FBI: James Holmes' booby-trap used remote-control car, frying pan
By NBC News
By Tracy Connor, NBC News
CENTENNIAL, CO (NBC) -- James Holmes used a thermos, frying pan, remote-control car and volatile chemicals to booby-trap his apartment to blow up after the Aurora theater massacre, an FBI agent testified Tuesday.
On the stand for a preliminary hearing, bomb technician Garret Gumbinner described the diabolical contraptions authorities found when they went to the grad-school dropout's Colorado apartment.
There was a trip-wire leading from the door to a thermos filled with glycerine that was perched over a frying pan filled with potassium permanganate, Gumbinner said.
On top of the fridge was a remote-controlled "pyrotechnic" box filled with 6-inch fireworks shells. Holmes left the remote for it outside, in a trash bag with a toy car and a boom box set to start playing music in 49 minutes, the agent said.
His hope was that someone would hear the music, open the bag, decide to play with the car, fiddle with the remote and detonate the explosives, Gumbinner said.

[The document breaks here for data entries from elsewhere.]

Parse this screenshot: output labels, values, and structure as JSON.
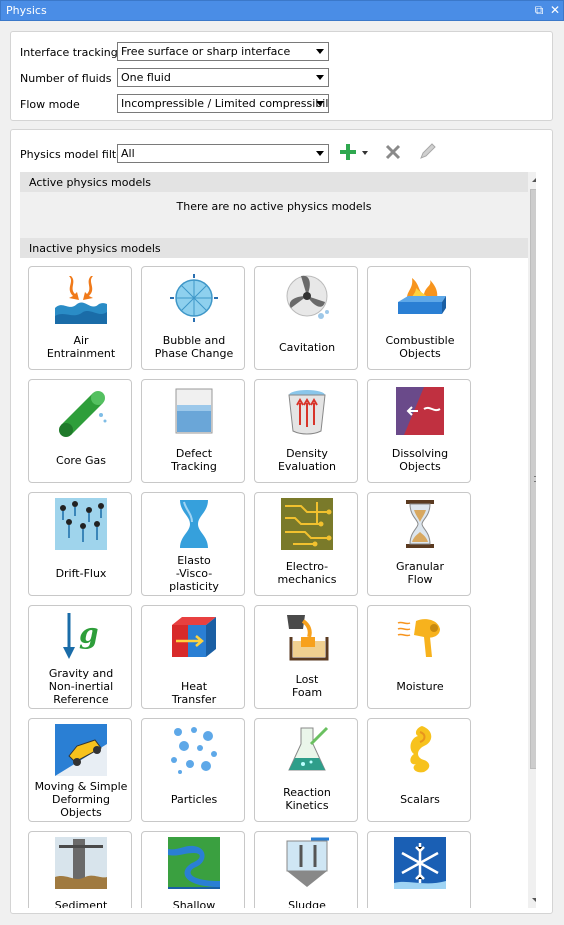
{
  "window": {
    "title": "Physics",
    "restore_icon": "restore-icon",
    "close_icon": "close-icon"
  },
  "settings": {
    "interface_tracking": {
      "label": "Interface tracking",
      "value": "Free surface or sharp interface"
    },
    "number_of_fluids": {
      "label": "Number of fluids",
      "value": "One fluid"
    },
    "flow_mode": {
      "label": "Flow mode",
      "value": "Incompressible / Limited compressibility"
    }
  },
  "filter": {
    "label": "Physics model filter",
    "value": "All"
  },
  "toolbar": {
    "add_icon": "plus-icon",
    "remove_icon": "x-icon",
    "edit_icon": "pencil-icon"
  },
  "active": {
    "header": "Active physics models",
    "empty_message": "There are no active physics models"
  },
  "inactive": {
    "header": "Inactive physics models",
    "models": [
      {
        "label": "Air\nEntrainment",
        "icon": "air-entrainment-icon"
      },
      {
        "label": "Bubble and\nPhase Change",
        "icon": "bubble-icon"
      },
      {
        "label": "Cavitation",
        "icon": "propeller-icon"
      },
      {
        "label": "Combustible\nObjects",
        "icon": "flame-icon"
      },
      {
        "label": "Core Gas",
        "icon": "core-gas-icon"
      },
      {
        "label": "Defect\nTracking",
        "icon": "beaker-icon"
      },
      {
        "label": "Density\nEvaluation",
        "icon": "pot-icon"
      },
      {
        "label": "Dissolving\nObjects",
        "icon": "dissolving-icon"
      },
      {
        "label": "Drift-Flux",
        "icon": "drift-flux-icon"
      },
      {
        "label": "Elasto\n-Visco-\nplasticity",
        "icon": "elasto-icon"
      },
      {
        "label": "Electro-\nmechanics",
        "icon": "circuit-icon"
      },
      {
        "label": "Granular\nFlow",
        "icon": "hourglass-icon"
      },
      {
        "label": "Gravity and\nNon-inertial\nReference",
        "icon": "gravity-icon"
      },
      {
        "label": "Heat\nTransfer",
        "icon": "heat-icon"
      },
      {
        "label": "Lost\nFoam",
        "icon": "ladle-icon"
      },
      {
        "label": "Moisture",
        "icon": "hairdryer-icon"
      },
      {
        "label": "Moving & Simple\nDeforming\nObjects",
        "icon": "car-icon"
      },
      {
        "label": "Particles",
        "icon": "particles-icon"
      },
      {
        "label": "Reaction\nKinetics",
        "icon": "flask-icon"
      },
      {
        "label": "Scalars",
        "icon": "swirl-icon"
      },
      {
        "label": "Sediment",
        "icon": "sediment-icon"
      },
      {
        "label": "Shallow",
        "icon": "river-icon"
      },
      {
        "label": "Sludge",
        "icon": "sludge-icon"
      },
      {
        "label": "",
        "icon": "snowflake-icon"
      }
    ]
  }
}
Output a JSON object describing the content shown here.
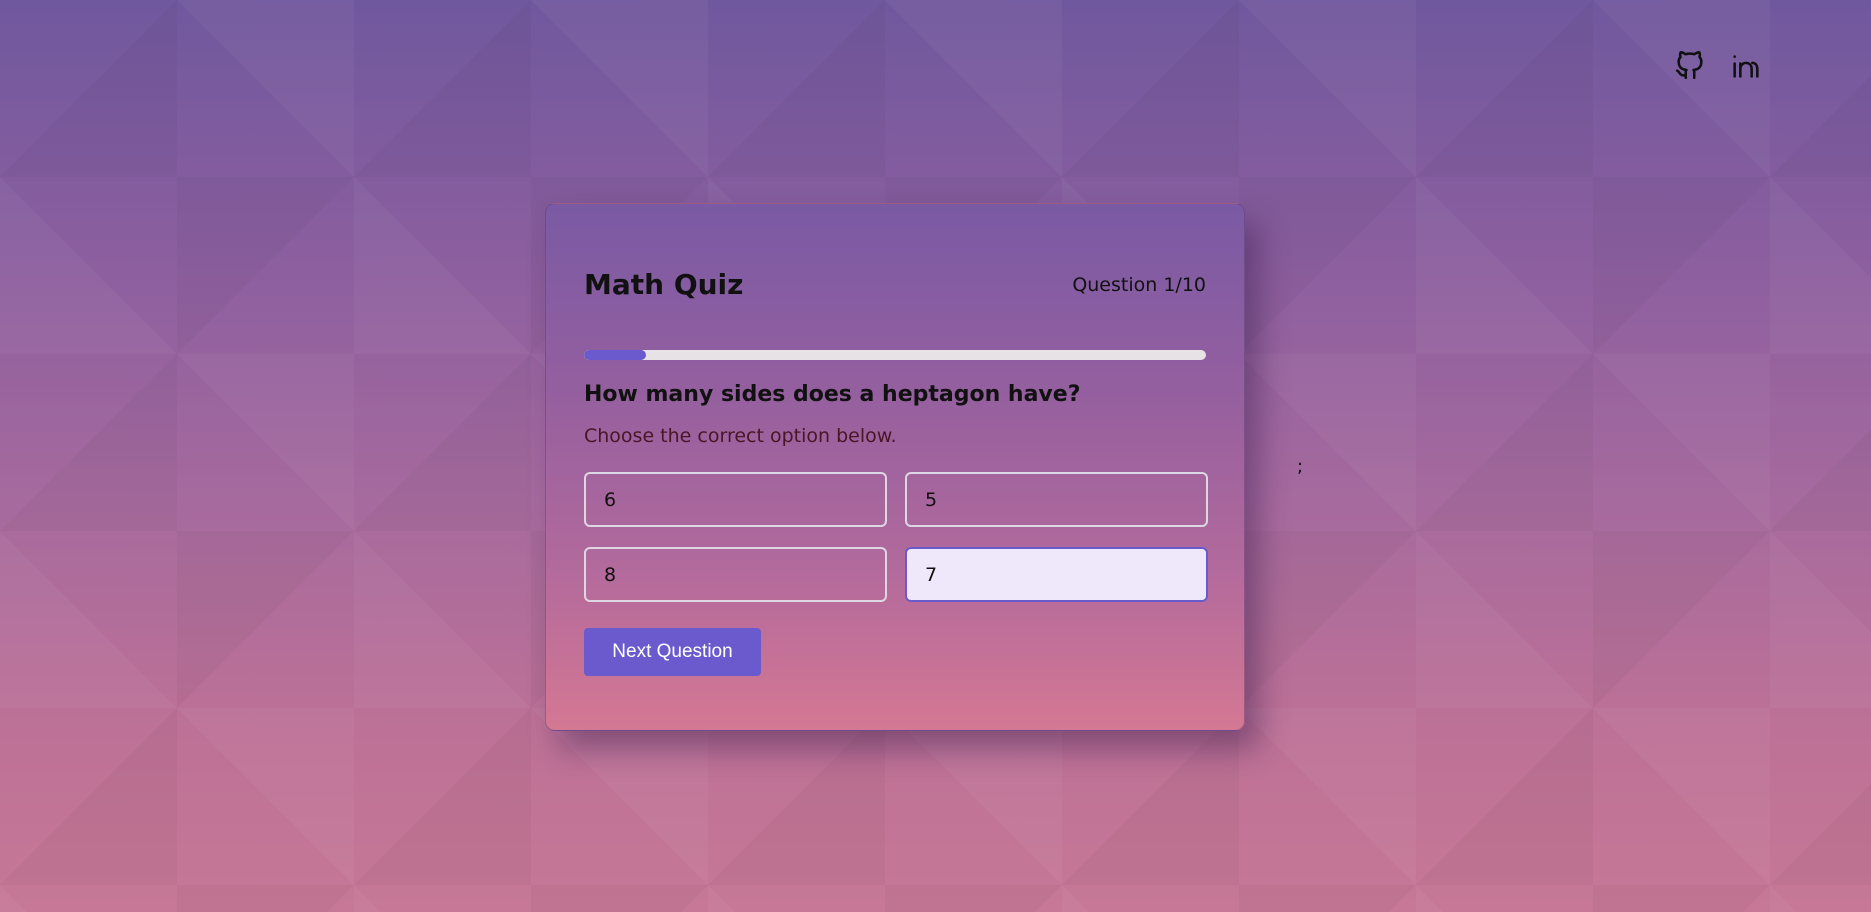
{
  "social": {
    "github_icon": "github-icon",
    "linkedin_icon": "linkedin-icon"
  },
  "quiz": {
    "title": "Math Quiz",
    "counter": "Question 1/10",
    "progress_fraction": 0.1,
    "question": "How many sides does a heptagon have?",
    "instruction": "Choose the correct option below.",
    "options": [
      {
        "label": "6",
        "selected": false
      },
      {
        "label": "5",
        "selected": false
      },
      {
        "label": "8",
        "selected": false
      },
      {
        "label": "7",
        "selected": true
      }
    ],
    "next_label": "Next Question"
  },
  "stray_text": ";",
  "colors": {
    "accent": "#6a5acd",
    "selected_bg": "#efe8fb"
  }
}
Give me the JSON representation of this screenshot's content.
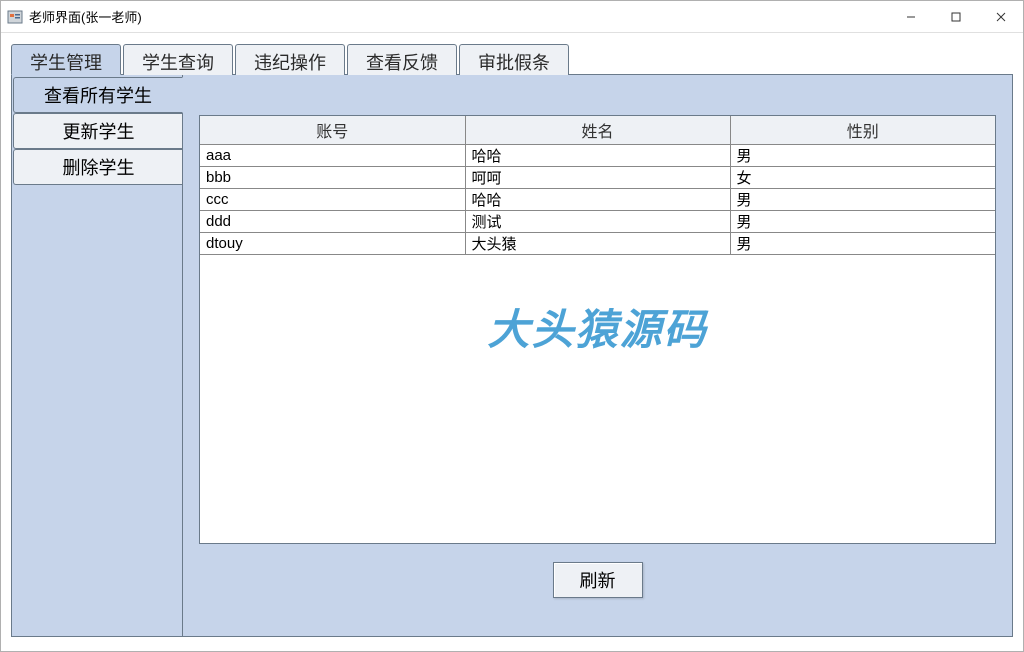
{
  "titlebar": {
    "title": "老师界面(张一老师)"
  },
  "top_tabs": [
    {
      "label": "学生管理",
      "active": true
    },
    {
      "label": "学生查询",
      "active": false
    },
    {
      "label": "违纪操作",
      "active": false
    },
    {
      "label": "查看反馈",
      "active": false
    },
    {
      "label": "审批假条",
      "active": false
    }
  ],
  "left_tabs": [
    {
      "label": "查看所有学生",
      "active": true
    },
    {
      "label": "更新学生",
      "active": false
    },
    {
      "label": "删除学生",
      "active": false
    }
  ],
  "table": {
    "columns": [
      "账号",
      "姓名",
      "性别"
    ],
    "rows": [
      {
        "account": "aaa",
        "name": "哈哈",
        "gender": "男"
      },
      {
        "account": "bbb",
        "name": "呵呵",
        "gender": "女"
      },
      {
        "account": "ccc",
        "name": "哈哈",
        "gender": "男"
      },
      {
        "account": "ddd",
        "name": "测试",
        "gender": "男"
      },
      {
        "account": "dtouy",
        "name": "大头猿",
        "gender": "男"
      }
    ]
  },
  "buttons": {
    "refresh": "刷新"
  },
  "watermark": "大头猿源码"
}
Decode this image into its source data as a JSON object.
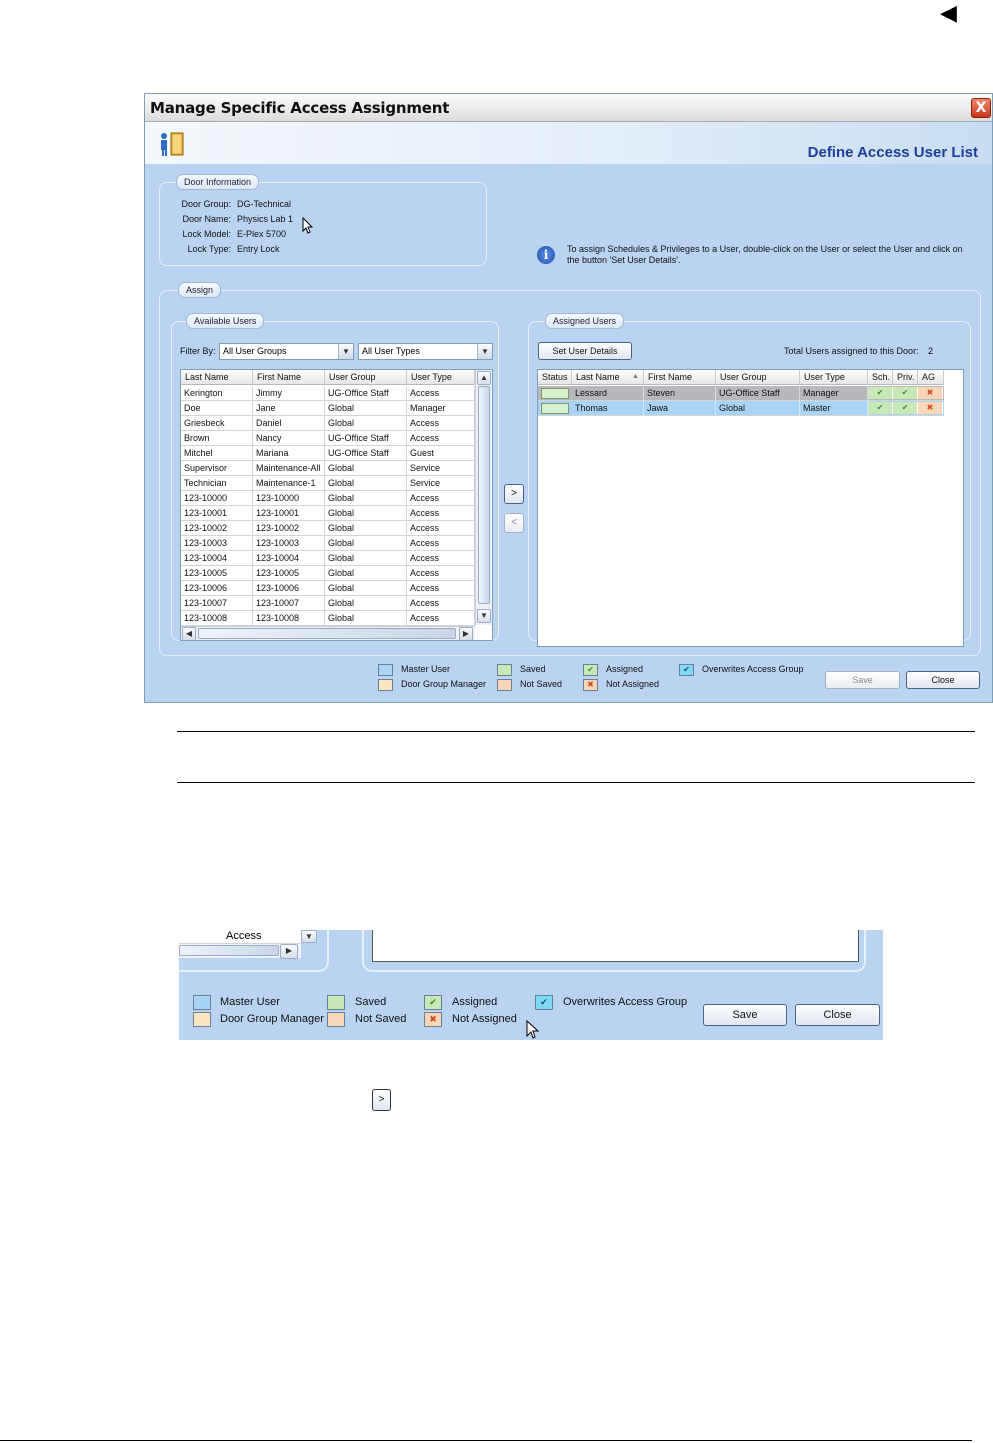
{
  "page": {
    "top_arrow": "◀"
  },
  "dialog": {
    "title": "Manage Specific Access Assignment",
    "header_title": "Define Access User List",
    "close_glyph": "X",
    "door_information": {
      "label": "Door Information",
      "fields": [
        {
          "key": "Door Group:",
          "value": "DG-Technical"
        },
        {
          "key": "Door Name:",
          "value": "Physics Lab 1"
        },
        {
          "key": "Lock Model:",
          "value": "E-Plex 5700"
        },
        {
          "key": "Lock Type:",
          "value": "Entry Lock"
        }
      ]
    },
    "info_text": "To assign Schedules & Privileges to a User, double-click on the User or select the User and click on the button 'Set User Details'.",
    "assign_label": "Assign",
    "available_users": {
      "label": "Available Users",
      "filter_label": "Filter By:",
      "filter_group": "All User Groups",
      "filter_type": "All User Types",
      "columns": [
        "Last Name",
        "First Name",
        "User Group",
        "User Type"
      ],
      "rows": [
        [
          "Kerington",
          "Jimmy",
          "UG-Office Staff",
          "Access"
        ],
        [
          "Doe",
          "Jane",
          "Global",
          "Manager"
        ],
        [
          "Griesbeck",
          "Daniel",
          "Global",
          "Access"
        ],
        [
          "Brown",
          "Nancy",
          "UG-Office Staff",
          "Access"
        ],
        [
          "Mitchel",
          "Mariana",
          "UG-Office Staff",
          "Guest"
        ],
        [
          "Supervisor",
          "Maintenance-All",
          "Global",
          "Service"
        ],
        [
          "Technician",
          "Maintenance-1",
          "Global",
          "Service"
        ],
        [
          "123-10000",
          "123-10000",
          "Global",
          "Access"
        ],
        [
          "123-10001",
          "123-10001",
          "Global",
          "Access"
        ],
        [
          "123-10002",
          "123-10002",
          "Global",
          "Access"
        ],
        [
          "123-10003",
          "123-10003",
          "Global",
          "Access"
        ],
        [
          "123-10004",
          "123-10004",
          "Global",
          "Access"
        ],
        [
          "123-10005",
          "123-10005",
          "Global",
          "Access"
        ],
        [
          "123-10006",
          "123-10006",
          "Global",
          "Access"
        ],
        [
          "123-10007",
          "123-10007",
          "Global",
          "Access"
        ],
        [
          "123-10008",
          "123-10008",
          "Global",
          "Access"
        ]
      ]
    },
    "assigned_users": {
      "label": "Assigned Users",
      "set_details_label": "Set User Details",
      "total_label": "Total Users assigned to this Door:",
      "total_value": "2",
      "columns": [
        "Status",
        "Last Name",
        "First Name",
        "User Group",
        "User Type",
        "Sch.",
        "Priv.",
        "AG"
      ],
      "rows": [
        [
          "",
          "Lessard",
          "Steven",
          "UG-Office Staff",
          "Manager"
        ],
        [
          "",
          "Thomas",
          "Jawa",
          "Global",
          "Master"
        ]
      ]
    },
    "move_right": ">",
    "move_left": "<",
    "legend": {
      "master_user": "Master User",
      "door_group_manager": "Door Group Manager",
      "saved": "Saved",
      "not_saved": "Not Saved",
      "assigned": "Assigned",
      "not_assigned": "Not Assigned",
      "overwrites": "Overwrites Access Group"
    },
    "save_label": "Save",
    "close_label": "Close"
  },
  "crop": {
    "cell_value": "Access",
    "save_label": "Save",
    "close_label": "Close"
  },
  "inline_button": ">",
  "colors": {
    "master_user": "#a9d4f5",
    "door_group_manager": "#fbe7c0",
    "saved": "#c8e8b8",
    "not_saved": "#f8d6b8",
    "overwrites": "#7fd8f5",
    "dialog_bg": "#b9d3f0",
    "header_title": "#1d3f9a"
  }
}
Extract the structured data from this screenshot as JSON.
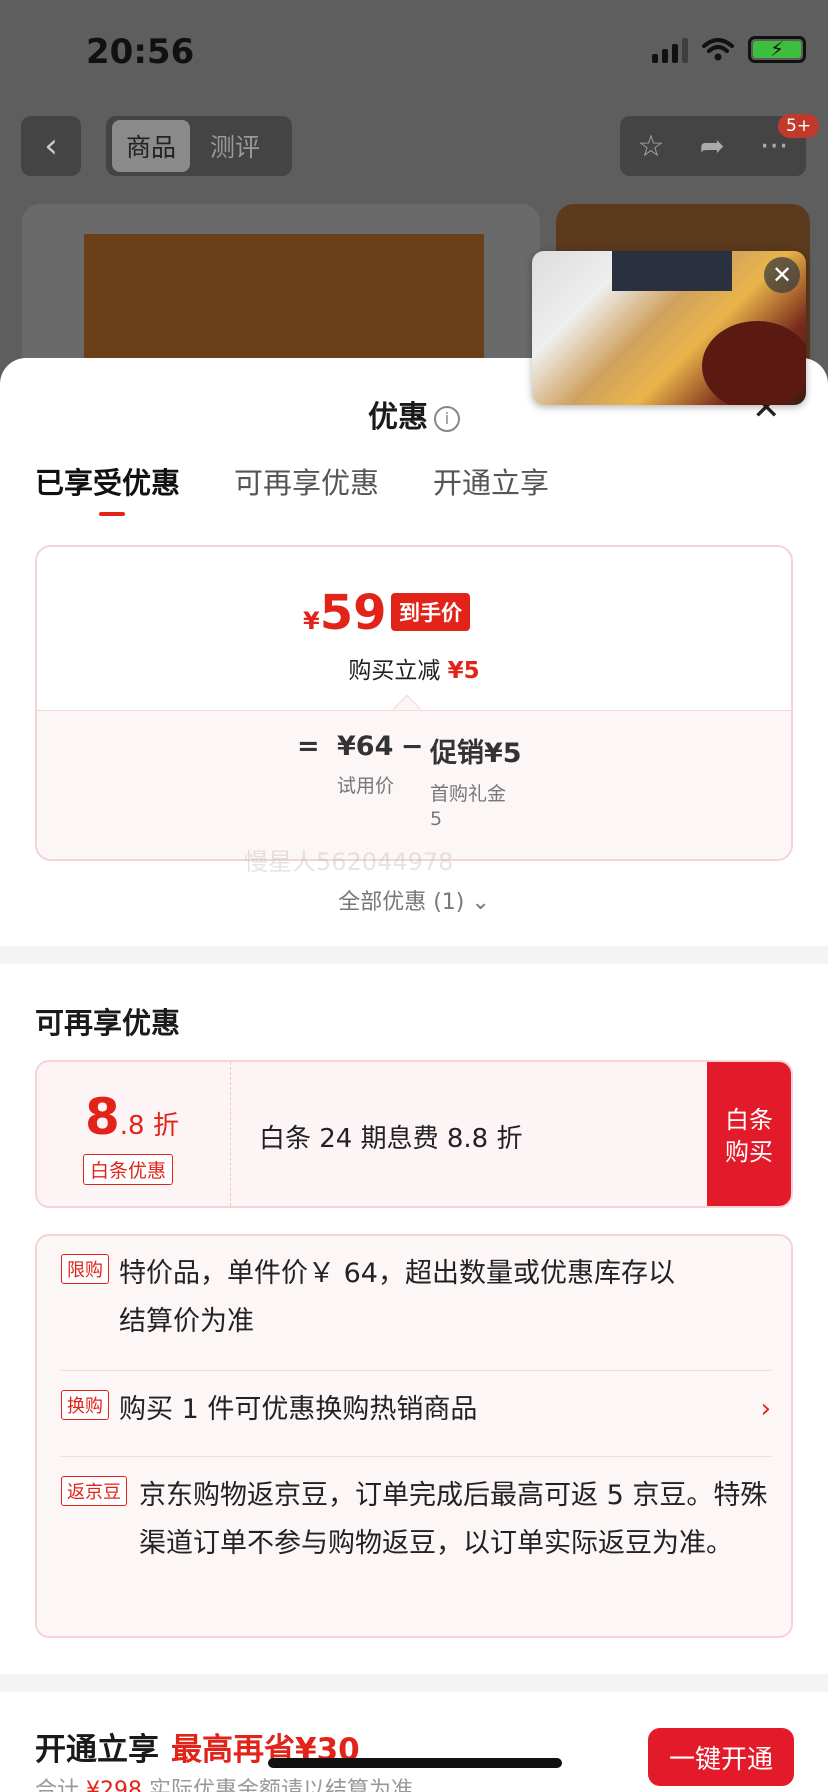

"He said he rigged his apartment to explode or catch fire in order to divert police resources to his apartment," Gumbinner said, recounting his interview with Holmes.
In all, there were more than a dozen explosive devices in his apartment loaded with napalm, smokeless powder and live ammunition. Carpets were soaked with oil and gasoline, presumably to fuel any blast.
His computer was set to play loud music at a designated time. He was hoping "someone would call the police and that the police would respond to his apartment," Gumbinner said.
Instead, when Holmes was arrested outside the theater, he quickly told police about the trap he set and the bomb squad sent in a robot to investigate.
Between May and July, had Holmes purchased four guns – two handguns, a shotgun and a rifle – and 6,200 rounds of ammunition, an agent from the Bureau of Alcohol, Tobacco and Firearms testified.
A defense lawyer asked the agent if there is any process in place to prevent a "severely mentally ill person" from buying guns and ammo – another sign that Holmes may eventually plead not guilty by reason of insanity.
The details were revealed during the second day of a hearing that will determine if there is enough evidence to try Holmes for the July 20 massacre at a midnight screening of the Batman movie "The Dark Knight Rises."
Victims' families were emotional as they heard two 911 calls from the theater as the chaos unfolded – including one in which 33 shots could be heard in 27 seconds.
The second was a 4-minute call by a 13-year-old cousin of Veronica Moser-Sullivan, the 6-year-old girl killed during the rampage.
"Who's been shot?" the dispatcher asked.
"My two cousins," the teen said, referring to Veronica and her mother, Ashley Moser, who survived but is paralyzed. "On the floor…not breathing."
The 911 operator tried to talk her through CPR, but it was too loud in the theater for her to follow.
"Help me!" she shouted a few times.
As the recording was played, Veronica's father, Ian Sullivan, wept with his eyes closed.
Courtesy the family via KUSA
Veronica Moser-Sullivan, in an undated family photo.
On Monday, police revealed that Holmes bought his ticket to the opening-night show 12 days before he showed up in body armor with rifles and tear-gas canisters.
Officers also testified about the carnage they found after the attack and their desperate efforts to save victims.
"I didn't want anyone else to die," Officer Justin Grizzle said of the four trips he made to the hospital, which left his patrol car awash in blood.
Officers also testified about Holmes' bizarre demeanor when they grabbed him next to a car in the theater parking lot.
"He seemed very detached from it all," Officer Jason Oviatt of the Aurora, Colo., Police Department said.